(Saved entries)
↓

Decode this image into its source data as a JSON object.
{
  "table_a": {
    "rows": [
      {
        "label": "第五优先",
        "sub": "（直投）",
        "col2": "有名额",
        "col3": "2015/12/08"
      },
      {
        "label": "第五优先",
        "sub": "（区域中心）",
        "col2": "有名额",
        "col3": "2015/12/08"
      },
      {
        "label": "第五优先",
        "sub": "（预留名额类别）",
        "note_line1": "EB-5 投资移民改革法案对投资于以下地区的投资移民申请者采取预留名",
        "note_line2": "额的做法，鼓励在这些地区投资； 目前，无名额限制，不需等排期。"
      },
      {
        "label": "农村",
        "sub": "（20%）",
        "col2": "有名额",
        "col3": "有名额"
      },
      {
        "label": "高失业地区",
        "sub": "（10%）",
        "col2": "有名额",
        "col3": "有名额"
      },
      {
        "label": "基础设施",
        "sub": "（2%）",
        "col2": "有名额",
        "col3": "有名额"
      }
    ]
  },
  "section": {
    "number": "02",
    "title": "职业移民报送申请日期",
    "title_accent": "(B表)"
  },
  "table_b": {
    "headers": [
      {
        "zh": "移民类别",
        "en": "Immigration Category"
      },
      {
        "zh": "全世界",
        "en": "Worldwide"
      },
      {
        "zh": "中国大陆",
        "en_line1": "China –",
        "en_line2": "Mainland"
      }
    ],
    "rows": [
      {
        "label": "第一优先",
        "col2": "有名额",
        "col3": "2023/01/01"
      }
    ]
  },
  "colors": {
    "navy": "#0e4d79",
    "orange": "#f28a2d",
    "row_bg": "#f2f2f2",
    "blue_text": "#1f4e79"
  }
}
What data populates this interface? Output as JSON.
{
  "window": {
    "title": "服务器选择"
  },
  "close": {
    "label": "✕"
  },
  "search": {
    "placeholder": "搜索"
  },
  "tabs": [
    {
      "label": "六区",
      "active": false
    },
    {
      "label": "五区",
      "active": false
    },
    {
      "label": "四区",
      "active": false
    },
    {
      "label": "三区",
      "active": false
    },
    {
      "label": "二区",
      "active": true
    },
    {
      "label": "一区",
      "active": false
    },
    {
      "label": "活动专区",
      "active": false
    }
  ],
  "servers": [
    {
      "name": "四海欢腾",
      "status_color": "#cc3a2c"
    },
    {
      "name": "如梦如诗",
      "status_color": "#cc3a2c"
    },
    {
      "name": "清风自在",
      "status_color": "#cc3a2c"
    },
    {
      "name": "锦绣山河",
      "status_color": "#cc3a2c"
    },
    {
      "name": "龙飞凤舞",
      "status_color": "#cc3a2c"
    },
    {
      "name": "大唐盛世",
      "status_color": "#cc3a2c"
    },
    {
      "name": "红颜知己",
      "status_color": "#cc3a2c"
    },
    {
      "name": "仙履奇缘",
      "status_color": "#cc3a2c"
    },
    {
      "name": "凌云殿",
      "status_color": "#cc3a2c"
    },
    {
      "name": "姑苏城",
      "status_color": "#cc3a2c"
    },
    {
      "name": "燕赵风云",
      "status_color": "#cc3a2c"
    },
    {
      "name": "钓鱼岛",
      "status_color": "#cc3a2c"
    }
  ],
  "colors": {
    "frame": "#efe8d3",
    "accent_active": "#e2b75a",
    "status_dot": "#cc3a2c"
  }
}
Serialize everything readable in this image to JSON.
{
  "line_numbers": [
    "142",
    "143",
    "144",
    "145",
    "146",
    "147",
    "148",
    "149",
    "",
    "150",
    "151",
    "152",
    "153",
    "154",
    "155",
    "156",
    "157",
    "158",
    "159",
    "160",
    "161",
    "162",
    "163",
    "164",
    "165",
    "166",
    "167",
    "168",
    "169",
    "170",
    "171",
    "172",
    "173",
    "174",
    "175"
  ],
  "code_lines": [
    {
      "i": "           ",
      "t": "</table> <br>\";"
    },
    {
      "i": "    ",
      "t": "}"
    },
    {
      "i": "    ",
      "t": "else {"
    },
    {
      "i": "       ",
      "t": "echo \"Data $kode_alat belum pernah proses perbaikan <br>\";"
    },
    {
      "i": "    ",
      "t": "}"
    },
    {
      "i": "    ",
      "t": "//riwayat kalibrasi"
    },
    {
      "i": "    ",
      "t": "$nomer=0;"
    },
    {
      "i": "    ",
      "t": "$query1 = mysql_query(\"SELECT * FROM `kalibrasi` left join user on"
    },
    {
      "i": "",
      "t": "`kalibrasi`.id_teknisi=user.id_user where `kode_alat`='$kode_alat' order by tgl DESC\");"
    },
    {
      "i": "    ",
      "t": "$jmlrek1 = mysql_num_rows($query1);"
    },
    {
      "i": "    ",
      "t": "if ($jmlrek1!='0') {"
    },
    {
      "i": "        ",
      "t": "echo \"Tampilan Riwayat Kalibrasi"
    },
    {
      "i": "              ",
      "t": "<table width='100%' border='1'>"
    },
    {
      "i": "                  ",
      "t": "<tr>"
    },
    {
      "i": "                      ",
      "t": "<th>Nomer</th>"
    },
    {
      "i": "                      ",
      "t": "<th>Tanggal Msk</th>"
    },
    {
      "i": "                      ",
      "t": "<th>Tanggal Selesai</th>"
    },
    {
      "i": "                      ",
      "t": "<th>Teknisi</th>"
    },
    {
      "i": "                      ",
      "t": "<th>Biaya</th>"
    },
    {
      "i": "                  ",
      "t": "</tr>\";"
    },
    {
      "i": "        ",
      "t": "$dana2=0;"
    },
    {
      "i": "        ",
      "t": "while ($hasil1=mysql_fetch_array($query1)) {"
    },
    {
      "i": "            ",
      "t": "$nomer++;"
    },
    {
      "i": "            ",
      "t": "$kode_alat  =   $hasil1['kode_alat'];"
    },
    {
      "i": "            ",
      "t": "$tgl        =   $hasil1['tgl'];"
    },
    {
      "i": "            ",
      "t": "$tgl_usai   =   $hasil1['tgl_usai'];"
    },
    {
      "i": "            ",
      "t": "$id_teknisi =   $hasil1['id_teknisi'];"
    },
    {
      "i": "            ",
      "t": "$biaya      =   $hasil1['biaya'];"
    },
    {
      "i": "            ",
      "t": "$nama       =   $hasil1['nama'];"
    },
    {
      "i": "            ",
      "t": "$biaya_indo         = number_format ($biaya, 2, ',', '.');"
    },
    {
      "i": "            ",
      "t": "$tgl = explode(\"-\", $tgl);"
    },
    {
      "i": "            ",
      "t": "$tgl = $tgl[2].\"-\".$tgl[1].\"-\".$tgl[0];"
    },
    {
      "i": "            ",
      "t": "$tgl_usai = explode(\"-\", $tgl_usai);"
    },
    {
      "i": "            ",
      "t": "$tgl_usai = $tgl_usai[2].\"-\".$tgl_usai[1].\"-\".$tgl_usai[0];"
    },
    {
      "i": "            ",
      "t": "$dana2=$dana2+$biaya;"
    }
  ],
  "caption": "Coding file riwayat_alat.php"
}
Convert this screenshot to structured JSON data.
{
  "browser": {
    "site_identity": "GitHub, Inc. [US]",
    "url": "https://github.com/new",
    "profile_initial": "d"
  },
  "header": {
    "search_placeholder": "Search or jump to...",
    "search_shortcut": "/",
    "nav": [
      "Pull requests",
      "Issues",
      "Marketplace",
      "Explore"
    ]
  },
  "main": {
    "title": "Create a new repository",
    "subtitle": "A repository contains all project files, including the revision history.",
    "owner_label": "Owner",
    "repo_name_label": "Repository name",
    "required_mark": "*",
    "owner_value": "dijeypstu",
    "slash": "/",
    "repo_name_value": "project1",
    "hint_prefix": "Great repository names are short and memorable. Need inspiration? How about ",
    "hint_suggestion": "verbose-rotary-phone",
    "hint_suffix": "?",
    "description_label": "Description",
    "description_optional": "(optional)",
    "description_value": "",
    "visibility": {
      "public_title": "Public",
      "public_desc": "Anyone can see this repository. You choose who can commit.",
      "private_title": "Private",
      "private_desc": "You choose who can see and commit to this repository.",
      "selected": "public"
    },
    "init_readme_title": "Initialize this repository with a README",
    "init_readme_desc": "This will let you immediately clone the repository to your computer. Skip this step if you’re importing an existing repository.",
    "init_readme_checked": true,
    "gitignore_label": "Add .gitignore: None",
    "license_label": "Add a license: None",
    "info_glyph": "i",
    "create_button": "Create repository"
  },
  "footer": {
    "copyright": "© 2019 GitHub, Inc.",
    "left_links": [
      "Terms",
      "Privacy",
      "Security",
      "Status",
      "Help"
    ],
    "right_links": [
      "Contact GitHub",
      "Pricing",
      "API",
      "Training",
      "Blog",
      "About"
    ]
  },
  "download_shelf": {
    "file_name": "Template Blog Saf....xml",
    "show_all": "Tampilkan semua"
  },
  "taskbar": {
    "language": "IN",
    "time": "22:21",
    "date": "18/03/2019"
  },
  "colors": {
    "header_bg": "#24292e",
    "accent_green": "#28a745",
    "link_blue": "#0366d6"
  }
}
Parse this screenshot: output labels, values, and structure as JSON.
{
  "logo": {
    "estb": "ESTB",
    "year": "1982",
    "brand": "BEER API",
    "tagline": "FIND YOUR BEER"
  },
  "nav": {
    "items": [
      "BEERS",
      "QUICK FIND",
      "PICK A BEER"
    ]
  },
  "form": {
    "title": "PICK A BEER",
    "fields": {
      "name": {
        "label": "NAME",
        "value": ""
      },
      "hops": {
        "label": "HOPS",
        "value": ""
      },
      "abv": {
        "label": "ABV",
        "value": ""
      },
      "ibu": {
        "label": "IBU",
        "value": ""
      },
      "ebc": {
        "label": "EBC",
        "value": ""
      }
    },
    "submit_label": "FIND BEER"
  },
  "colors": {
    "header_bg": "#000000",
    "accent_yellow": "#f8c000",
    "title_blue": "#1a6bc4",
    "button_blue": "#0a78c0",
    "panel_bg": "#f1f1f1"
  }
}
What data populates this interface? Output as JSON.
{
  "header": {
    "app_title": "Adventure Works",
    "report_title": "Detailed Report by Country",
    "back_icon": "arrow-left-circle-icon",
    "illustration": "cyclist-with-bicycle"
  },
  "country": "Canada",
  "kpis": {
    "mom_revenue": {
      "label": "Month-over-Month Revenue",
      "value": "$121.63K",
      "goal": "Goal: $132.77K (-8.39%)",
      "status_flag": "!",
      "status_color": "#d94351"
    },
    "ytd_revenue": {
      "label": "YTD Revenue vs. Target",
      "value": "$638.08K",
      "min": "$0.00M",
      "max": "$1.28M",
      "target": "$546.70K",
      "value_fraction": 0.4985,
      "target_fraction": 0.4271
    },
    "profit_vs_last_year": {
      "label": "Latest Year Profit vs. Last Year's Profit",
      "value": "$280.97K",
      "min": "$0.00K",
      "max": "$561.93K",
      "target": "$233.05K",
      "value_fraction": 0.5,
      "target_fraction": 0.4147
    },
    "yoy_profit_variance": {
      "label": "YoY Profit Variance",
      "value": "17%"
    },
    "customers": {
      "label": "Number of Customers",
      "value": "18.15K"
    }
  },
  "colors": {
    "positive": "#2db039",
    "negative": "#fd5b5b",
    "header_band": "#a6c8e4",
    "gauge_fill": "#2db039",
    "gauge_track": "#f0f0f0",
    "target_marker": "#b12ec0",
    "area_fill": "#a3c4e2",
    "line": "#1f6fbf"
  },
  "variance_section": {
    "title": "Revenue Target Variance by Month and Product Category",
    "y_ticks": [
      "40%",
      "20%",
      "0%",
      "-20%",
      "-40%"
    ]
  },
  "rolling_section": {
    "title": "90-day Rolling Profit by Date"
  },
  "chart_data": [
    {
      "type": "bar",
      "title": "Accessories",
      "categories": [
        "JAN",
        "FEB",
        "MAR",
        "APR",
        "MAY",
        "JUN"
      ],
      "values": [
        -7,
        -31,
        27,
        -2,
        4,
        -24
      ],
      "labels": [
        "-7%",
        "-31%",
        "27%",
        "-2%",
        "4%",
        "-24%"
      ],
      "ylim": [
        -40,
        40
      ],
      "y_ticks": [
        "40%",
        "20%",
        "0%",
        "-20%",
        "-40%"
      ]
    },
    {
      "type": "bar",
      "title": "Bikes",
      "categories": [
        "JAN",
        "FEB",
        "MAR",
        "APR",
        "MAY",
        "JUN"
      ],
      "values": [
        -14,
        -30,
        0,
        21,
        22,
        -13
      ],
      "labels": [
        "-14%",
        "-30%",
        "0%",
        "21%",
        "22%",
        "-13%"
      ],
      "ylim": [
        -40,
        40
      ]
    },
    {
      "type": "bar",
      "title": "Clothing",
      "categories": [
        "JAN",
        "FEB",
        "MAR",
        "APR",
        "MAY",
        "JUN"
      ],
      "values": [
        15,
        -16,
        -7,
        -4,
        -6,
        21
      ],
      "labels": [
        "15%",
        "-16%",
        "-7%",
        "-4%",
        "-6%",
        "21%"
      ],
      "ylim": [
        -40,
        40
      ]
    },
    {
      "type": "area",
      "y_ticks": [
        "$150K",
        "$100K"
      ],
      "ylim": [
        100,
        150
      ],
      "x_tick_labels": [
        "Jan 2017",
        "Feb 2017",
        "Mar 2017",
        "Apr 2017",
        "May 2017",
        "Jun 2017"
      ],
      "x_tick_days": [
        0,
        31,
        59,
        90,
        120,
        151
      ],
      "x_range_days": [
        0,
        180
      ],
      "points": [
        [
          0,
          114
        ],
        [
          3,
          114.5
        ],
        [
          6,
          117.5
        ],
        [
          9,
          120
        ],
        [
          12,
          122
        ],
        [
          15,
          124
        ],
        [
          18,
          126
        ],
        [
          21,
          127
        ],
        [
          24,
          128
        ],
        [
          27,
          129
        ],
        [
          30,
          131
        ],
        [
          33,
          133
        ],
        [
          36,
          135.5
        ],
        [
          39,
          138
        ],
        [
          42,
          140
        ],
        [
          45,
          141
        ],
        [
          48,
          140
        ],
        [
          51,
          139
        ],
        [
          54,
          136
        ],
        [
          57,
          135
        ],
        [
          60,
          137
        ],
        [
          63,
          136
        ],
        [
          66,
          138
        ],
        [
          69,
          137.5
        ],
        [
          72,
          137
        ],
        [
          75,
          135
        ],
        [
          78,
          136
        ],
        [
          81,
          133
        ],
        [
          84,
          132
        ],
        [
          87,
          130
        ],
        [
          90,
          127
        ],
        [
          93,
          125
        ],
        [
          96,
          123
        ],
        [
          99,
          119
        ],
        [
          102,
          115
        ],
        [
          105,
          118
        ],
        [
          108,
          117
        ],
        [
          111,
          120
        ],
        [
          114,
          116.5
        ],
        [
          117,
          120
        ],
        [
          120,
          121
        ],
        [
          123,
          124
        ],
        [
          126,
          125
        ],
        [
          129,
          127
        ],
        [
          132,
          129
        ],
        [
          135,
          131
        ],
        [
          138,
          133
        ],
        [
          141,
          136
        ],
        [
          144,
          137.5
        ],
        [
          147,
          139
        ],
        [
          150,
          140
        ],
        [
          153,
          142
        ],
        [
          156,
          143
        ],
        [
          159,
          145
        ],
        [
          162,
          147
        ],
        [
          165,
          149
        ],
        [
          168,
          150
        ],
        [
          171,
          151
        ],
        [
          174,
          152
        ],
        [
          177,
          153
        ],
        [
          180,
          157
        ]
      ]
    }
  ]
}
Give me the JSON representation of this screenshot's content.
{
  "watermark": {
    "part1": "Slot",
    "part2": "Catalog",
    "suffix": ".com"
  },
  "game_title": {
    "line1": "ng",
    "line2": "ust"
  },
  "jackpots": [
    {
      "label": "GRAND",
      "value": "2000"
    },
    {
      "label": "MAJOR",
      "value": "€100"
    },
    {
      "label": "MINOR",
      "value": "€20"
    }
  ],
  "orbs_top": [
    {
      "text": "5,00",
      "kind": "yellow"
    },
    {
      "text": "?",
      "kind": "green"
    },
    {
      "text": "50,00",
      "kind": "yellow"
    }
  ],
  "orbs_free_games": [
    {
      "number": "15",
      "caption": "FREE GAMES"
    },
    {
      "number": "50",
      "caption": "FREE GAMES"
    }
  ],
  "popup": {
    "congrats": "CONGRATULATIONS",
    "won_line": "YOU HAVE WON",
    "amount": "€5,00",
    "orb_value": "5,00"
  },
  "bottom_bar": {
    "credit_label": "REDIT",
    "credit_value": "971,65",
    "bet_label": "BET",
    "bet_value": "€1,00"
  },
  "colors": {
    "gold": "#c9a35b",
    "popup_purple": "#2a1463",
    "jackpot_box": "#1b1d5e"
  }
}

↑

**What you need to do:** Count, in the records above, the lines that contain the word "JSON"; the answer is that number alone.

**Reply to the task:** 7